::: DATASET RECORDS :::

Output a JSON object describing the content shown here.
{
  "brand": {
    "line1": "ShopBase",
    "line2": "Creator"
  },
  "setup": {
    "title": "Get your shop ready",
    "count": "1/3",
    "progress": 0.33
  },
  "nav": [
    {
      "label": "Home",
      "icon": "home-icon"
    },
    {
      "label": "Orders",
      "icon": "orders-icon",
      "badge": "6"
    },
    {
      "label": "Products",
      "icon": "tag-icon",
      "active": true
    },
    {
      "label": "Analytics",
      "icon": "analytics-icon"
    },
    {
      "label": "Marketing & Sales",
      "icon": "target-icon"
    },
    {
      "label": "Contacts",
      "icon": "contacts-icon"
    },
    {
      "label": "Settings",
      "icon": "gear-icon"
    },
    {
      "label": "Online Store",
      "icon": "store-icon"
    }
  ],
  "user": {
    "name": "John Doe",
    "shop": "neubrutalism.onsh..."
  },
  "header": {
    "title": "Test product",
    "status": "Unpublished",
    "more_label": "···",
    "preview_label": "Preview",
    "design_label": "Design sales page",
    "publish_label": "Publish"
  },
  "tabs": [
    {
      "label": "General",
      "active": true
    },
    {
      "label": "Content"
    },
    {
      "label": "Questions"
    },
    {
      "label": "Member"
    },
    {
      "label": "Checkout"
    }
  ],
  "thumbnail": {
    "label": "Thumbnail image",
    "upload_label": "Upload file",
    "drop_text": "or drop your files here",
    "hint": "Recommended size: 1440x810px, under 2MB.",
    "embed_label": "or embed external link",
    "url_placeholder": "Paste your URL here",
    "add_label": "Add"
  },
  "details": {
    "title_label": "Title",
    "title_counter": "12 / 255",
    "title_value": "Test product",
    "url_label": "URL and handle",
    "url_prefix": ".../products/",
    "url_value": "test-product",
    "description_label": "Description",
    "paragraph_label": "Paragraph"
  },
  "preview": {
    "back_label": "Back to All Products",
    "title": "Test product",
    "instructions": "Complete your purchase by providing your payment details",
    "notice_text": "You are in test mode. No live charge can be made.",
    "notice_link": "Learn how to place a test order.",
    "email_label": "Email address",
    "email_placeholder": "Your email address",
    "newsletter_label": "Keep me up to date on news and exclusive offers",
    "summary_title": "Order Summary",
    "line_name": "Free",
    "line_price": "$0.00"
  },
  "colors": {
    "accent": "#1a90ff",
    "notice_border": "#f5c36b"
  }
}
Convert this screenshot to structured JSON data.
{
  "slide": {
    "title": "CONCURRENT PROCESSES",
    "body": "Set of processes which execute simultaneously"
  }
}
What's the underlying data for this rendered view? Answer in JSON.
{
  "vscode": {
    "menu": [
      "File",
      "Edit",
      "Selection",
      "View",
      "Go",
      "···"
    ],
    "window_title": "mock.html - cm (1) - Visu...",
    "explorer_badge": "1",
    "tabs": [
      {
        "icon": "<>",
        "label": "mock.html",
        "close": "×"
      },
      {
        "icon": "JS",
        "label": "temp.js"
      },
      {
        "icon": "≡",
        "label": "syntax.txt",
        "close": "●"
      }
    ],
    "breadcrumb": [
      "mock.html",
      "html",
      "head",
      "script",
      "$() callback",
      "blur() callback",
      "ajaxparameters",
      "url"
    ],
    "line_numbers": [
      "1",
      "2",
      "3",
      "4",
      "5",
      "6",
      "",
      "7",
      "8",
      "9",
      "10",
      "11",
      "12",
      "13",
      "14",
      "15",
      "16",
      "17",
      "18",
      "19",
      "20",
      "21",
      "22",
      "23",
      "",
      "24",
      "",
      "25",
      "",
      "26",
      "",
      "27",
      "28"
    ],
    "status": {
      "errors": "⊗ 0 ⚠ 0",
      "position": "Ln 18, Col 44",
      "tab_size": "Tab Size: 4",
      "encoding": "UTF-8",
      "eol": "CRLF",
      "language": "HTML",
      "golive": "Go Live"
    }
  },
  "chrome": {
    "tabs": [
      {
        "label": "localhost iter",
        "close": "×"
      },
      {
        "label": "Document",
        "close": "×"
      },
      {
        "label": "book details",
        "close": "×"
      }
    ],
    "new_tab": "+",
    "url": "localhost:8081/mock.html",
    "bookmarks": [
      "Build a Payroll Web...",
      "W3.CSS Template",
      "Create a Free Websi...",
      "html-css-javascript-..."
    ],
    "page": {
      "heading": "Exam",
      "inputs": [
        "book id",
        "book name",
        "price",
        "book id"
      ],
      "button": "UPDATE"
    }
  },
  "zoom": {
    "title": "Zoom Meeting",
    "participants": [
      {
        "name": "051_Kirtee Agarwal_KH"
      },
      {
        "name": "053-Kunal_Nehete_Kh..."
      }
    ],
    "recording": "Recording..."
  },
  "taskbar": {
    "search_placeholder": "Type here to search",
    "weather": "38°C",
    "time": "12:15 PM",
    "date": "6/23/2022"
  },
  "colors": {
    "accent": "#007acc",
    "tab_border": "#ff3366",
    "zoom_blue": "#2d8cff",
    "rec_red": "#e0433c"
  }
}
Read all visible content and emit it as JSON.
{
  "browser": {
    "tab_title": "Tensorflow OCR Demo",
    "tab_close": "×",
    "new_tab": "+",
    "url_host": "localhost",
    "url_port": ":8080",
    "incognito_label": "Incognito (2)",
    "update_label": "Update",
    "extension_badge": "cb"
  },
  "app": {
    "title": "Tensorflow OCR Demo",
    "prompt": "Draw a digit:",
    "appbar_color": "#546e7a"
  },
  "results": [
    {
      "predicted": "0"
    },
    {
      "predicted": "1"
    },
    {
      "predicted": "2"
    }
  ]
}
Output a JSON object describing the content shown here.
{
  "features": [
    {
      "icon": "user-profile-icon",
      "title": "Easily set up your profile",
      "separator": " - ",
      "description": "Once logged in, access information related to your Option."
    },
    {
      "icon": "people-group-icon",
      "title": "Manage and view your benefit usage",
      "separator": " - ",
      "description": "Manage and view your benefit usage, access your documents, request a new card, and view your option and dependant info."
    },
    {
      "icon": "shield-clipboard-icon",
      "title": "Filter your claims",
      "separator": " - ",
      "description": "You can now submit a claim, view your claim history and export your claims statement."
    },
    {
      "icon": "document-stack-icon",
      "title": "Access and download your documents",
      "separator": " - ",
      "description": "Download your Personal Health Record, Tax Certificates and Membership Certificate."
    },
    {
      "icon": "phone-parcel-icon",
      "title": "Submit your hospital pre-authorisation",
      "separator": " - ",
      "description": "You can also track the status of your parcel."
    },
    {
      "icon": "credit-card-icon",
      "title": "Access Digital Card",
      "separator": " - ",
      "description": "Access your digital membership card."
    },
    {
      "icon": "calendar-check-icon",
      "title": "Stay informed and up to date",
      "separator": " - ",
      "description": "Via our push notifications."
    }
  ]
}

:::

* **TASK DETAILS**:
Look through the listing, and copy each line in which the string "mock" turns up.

* **RESULT OF THE TASK**:
    "window_title": "mock.html - cm (1) - Visu...",
        "label": "mock.html",
      "mock.html",
    "url": "localhost:8081/mock.html",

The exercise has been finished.